The NFL markets its game abroad, starting with New England vs. Tampa Bay in London on Sunday.

Football has proved to be a very difficult game — expensive and complex — to export at the youth level. And some countries that appeared likely targets already had rugby, which, though different in its underpinnings, bears a sufficient resemblance to block football’s path. While the NFL hasn’t totally halted all football initiatives — China remains a key target — the NFL now believes that it doesn’t have to establish new leagues abroad to market its game there. Instead of selling teams that are poor imitations, the NFL is concentrating on selling the real deal, hoping that, eventually, TV packages and sales of NFL jerseys and paraphernalia will eventually provide a significant revenue stream.

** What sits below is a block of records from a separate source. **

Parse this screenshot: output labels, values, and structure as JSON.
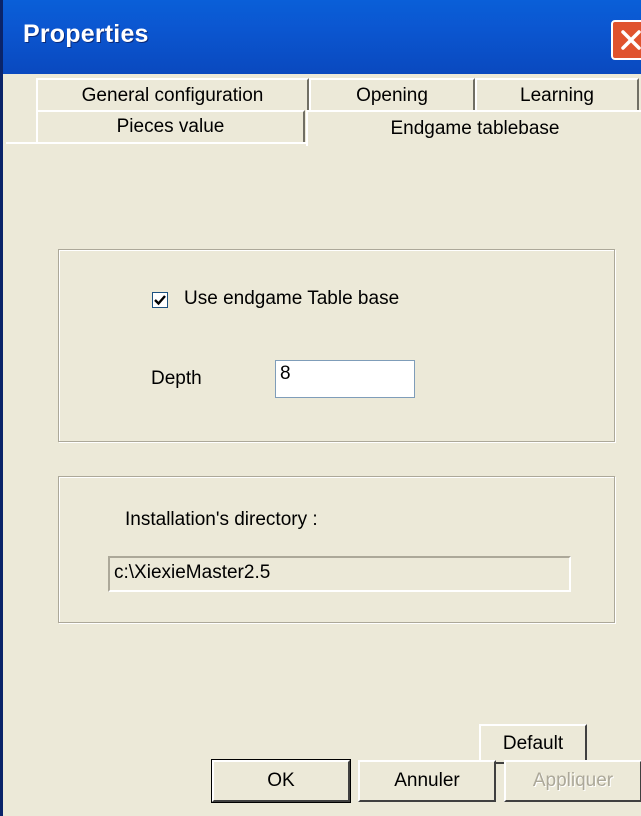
{
  "window": {
    "title": "Properties"
  },
  "tabs": {
    "row1": [
      "General configuration",
      "Opening",
      "Learning"
    ],
    "row2": [
      "Pieces value",
      "Endgame tablebase"
    ]
  },
  "panel": {
    "use_tablebase_label": "Use endgame Table base",
    "use_tablebase_checked": true,
    "depth_label": "Depth",
    "depth_value": "8",
    "install_dir_label": "Installation's directory :",
    "install_dir_value": "c:\\XiexieMaster2.5",
    "default_button": "Default"
  },
  "buttons": {
    "ok": "OK",
    "cancel": "Annuler",
    "apply": "Appliquer"
  },
  "icons": {
    "close": "close-icon",
    "check": "checkmark-icon"
  }
}
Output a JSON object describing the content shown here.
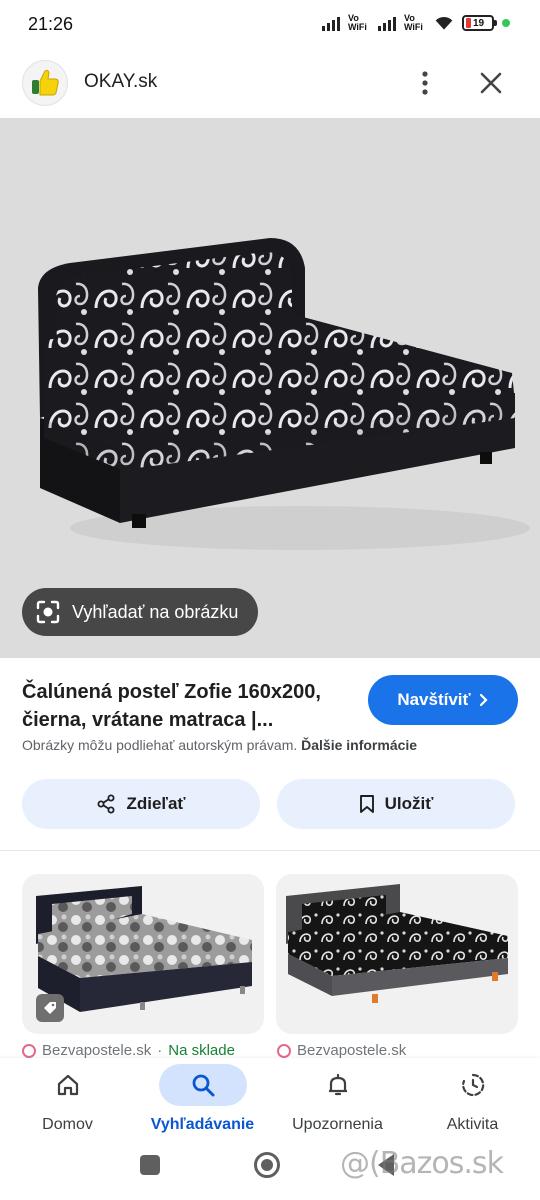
{
  "status_bar": {
    "time": "21:26",
    "vowifi_1": "Vo\nWiFi",
    "vowifi_2": "Vo\nWiFi",
    "battery": "19"
  },
  "header": {
    "site_name": "OKAY.sk",
    "more_icon": "more-vert-icon",
    "close_icon": "close-icon"
  },
  "image": {
    "lens_label": "Vyhľadať na obrázku"
  },
  "result": {
    "title": "Čalúnená posteľ Zofie 160x200, čierna, vrátane matraca |...",
    "visit_label": "Navštíviť",
    "copyright_text": "Obrázky môžu podliehať autorským právam.",
    "copyright_link": "Ďalšie informácie",
    "share_label": "Zdieľať",
    "save_label": "Uložiť"
  },
  "related": [
    {
      "source": "Bezvapostele.sk",
      "separator": "·",
      "stock": "Na sklade"
    },
    {
      "source": "Bezvapostele.sk"
    }
  ],
  "bottom_nav": [
    {
      "label": "Domov",
      "icon": "home-icon"
    },
    {
      "label": "Vyhľadávanie",
      "icon": "search-icon",
      "active": true
    },
    {
      "label": "Upozornenia",
      "icon": "bell-icon"
    },
    {
      "label": "Aktivita",
      "icon": "activity-icon"
    }
  ],
  "watermark": "@(Bazos.sk",
  "colors": {
    "accent": "#1a73e8",
    "chip": "#474747",
    "tonal_button": "#e8f0fe",
    "nav_active": "#d3e3fd",
    "stock_green": "#188038"
  }
}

Toward that goal, the New England Patriots will play the Tampa Bay Buccaneers in London Sunday in the third annual Wembley Bowl. The game at the new national stadium — capacity 90,000 and, at a cost in excess of $1.5 billion, the most expensive sports stadium ever built — is a sellout. It attracts a mixture of Americans who are nursing a football jones, British sports enthusiasts who enjoy a novelty or a spectacle and a smattering of English fans who follow the NFL much as fans here do the Premiership.

The game, pitting the powerhouse Patriots against the winless Bucs, looms as something of a mismatch. But while a competitive contest would be smashing indeed, the real measure of the game will not be the final score. Rather it is how many pictures of the dimpled Pats star Tom Brady and his wife, Giselle Bundchen, festoon the pages of the local tabloids, how many folks start wearing the celebrated quarterback’s number 12 in the bastions of that other football and, finally, how many fans leave Wembley wanting to see more. Therein lies the foundation of a new NFL Europe.